Types of Trauma Therapy
There are different types of therapy that can help in the treatment of trauma. The most common types are Trauma-Focused Cognitive Behavioural Therapy (TFCBT) and Eye Movement Desensitisation and Reprocessing (EMDR).
Trauma-Focused Cognitive Behavioural Therapy (TF-CBT)
As the name implies, TF-CBT focuses on some of the specific emotional and mental health needs of survivors and families who may be struggling to heal from early trauma. This type of therapy is especially helpful when treating younger people for post-traumatic stress and mood disorders that may arise as a result of abuse, violence, or grief. CBT typically focuses on your thoughts, feelings, and behaviours. During this type of treatment, your therapist will expose you to a particular trauma narrative, in addition to emotions associated with the trauma. This is done in order to help reduce avoidance and maladaptive coping strategies related to it. This exposure is done in a controlled way and often planned collaboratively with the patient and therapist.
Eye Movement Desensitisation and Reprocessing (EMDR)
EMDR is an innovative treatment that helps patients with post-traumatic stress disorder (PTSD) to process negative memories and emotions that have been suppressed. During an EMDR therapy session, patients are encouraged to revisit traumatic events, consciously focusing on eye movements, sounds and body sensations. This process can be complex if there are many experiences connected to negative thoughts and feelings.
EMDR treatment ensures the processing of all traumatic past events, current incidents that cause distress, and future scenarios that could induce a traumatic response. The overall goal is to produce the most comprehensive and profound treatment in the shortest period of time, while simultaneously maintaining a stable client within a balanced system.
After EMDR processing, patients generally report that the emotional distress related to the memory has been eliminated, or greatly decreased and that they have gained important insights into their mental processes: perception, memory, judgement, reasoning, and behaviour. Importantly, these emotional and cognitive changes usually result in behavioural and personal changes.
Goals of Trauma Therapy
Before undertaking any type of counselling or therapy, it’s important to know what you want to accomplish during your treatment. The first step is always awareness and then working out what your triggers are and how you react when triggered in the present day. It is also important to know what your goal in therapy will be and to have a good trusting relationship with your clinician.
The most crucial goals of trauma therapy are:
- To help you face the reality of a past traumatic event
- To work on reducing the symptoms of trauma
- To try shifting focus onto the present
- To improve your daily functioning
- Make you aware of hereditary trauma
- To help you reclaim personal power
- To overcome addictions caused by traumatic stress
- To gain other skills associated with trauma

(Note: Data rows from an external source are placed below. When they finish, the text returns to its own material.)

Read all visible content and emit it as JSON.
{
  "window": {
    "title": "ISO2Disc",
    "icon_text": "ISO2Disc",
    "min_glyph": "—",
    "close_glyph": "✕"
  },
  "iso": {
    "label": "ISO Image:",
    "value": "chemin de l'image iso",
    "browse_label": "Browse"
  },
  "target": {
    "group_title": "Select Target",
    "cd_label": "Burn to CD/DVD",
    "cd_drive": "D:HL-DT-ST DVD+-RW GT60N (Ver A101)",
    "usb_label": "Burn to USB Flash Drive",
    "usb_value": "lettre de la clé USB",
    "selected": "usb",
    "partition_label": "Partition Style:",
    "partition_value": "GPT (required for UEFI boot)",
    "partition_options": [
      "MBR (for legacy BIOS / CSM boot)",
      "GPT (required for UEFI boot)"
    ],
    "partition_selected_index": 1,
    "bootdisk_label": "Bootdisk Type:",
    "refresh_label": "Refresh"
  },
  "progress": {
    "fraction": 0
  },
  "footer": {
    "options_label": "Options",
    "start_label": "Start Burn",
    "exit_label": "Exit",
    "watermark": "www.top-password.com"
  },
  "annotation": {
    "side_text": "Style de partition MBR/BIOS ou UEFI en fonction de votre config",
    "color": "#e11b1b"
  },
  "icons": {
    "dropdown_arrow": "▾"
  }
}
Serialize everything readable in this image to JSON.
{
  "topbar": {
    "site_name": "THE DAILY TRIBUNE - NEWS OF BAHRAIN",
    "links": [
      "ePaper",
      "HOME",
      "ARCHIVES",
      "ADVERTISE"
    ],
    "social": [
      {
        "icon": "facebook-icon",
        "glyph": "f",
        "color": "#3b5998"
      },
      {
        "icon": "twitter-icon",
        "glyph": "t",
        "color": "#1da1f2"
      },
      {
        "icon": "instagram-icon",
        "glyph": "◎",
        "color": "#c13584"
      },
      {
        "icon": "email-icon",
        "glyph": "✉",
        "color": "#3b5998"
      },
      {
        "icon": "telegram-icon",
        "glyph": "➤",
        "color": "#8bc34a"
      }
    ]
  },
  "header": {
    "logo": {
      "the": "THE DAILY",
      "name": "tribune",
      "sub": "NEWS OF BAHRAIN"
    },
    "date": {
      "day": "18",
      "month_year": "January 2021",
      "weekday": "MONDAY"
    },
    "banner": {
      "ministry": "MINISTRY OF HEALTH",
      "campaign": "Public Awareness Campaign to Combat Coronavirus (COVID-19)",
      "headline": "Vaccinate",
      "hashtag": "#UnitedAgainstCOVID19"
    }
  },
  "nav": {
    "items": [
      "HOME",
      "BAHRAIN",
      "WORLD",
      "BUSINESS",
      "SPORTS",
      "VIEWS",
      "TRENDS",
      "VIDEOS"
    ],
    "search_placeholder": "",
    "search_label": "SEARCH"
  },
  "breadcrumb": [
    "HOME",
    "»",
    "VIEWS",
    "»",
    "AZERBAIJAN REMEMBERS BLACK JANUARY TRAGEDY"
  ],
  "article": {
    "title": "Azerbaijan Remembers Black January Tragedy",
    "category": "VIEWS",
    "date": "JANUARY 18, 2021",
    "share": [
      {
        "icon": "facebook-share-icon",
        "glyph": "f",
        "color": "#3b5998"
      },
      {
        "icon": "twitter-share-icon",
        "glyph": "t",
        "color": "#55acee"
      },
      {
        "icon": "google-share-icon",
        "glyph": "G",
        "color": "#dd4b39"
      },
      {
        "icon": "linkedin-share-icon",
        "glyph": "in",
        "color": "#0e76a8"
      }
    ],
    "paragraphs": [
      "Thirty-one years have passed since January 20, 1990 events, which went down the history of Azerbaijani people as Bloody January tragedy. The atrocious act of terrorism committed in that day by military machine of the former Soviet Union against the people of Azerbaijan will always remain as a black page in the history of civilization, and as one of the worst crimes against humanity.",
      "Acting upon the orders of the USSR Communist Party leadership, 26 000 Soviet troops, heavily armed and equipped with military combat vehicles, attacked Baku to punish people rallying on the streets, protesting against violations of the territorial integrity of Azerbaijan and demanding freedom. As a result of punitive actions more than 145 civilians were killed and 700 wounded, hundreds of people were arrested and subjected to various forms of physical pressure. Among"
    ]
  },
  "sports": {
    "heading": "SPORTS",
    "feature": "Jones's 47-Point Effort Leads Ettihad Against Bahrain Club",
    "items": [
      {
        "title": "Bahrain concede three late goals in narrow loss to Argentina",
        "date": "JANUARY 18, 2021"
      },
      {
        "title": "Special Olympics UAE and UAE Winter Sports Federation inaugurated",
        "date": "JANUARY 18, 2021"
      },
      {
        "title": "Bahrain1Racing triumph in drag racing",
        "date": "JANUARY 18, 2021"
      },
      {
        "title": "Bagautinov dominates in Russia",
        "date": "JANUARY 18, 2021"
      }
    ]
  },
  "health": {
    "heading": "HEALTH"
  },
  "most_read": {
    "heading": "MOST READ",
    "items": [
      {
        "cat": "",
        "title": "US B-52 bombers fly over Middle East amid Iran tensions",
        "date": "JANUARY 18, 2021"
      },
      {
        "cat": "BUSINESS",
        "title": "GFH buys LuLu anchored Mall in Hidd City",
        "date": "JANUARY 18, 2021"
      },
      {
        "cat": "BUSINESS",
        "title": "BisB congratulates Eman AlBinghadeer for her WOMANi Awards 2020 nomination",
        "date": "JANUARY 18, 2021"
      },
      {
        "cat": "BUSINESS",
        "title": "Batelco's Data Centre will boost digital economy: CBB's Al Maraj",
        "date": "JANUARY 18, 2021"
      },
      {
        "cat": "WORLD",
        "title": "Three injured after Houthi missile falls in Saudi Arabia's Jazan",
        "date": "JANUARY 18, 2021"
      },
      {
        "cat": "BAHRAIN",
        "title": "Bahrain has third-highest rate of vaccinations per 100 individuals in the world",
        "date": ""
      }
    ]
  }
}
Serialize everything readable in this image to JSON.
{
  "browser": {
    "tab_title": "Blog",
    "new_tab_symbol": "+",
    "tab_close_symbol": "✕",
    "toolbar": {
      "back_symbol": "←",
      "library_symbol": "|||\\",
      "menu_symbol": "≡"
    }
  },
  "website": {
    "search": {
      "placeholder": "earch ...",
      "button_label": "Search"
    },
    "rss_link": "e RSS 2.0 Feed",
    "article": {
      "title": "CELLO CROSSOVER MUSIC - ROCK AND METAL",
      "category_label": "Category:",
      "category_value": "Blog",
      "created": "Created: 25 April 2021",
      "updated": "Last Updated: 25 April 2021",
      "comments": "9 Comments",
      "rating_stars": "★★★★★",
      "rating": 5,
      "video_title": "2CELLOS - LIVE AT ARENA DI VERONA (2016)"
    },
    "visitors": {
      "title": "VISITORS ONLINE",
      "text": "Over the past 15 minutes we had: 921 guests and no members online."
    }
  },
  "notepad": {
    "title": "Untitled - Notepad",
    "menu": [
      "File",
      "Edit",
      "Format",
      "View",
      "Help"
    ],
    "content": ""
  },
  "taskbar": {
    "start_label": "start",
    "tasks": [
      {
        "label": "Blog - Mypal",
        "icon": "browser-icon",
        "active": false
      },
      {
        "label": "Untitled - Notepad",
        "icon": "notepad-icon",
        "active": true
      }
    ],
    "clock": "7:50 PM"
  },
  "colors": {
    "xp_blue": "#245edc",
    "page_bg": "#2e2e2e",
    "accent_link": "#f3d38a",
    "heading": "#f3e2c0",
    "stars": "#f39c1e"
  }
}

You may have unique goals of your own based on the kinds of problems you’ve encountered since the trauma and the kind of life you want to move towards. The ultimate goal in trauma therapy is to return a sense of control, self-confidence to the patient. Trauma therapy can be incredibly rewarding and has helped millions of people reclaim their lives.
Trauma Therapy in London
At CATCH Recovery, we offer trauma therapy to help with the treatment of addiction. In order to address the underlying issues behind your illness, our therapists will assess your needs and decide which form of trauma therapy is best suited to you.
Our clinic is based in South West London, which is accessible from anywhere in the UK. However, if you need additional support but don’t live in the South East of England, you may benefit from some of the outpatient services we offer. If you require residential rehab and are unable to travel to London, we also provide referrals to rehabs in other areas in the UK and Ireland.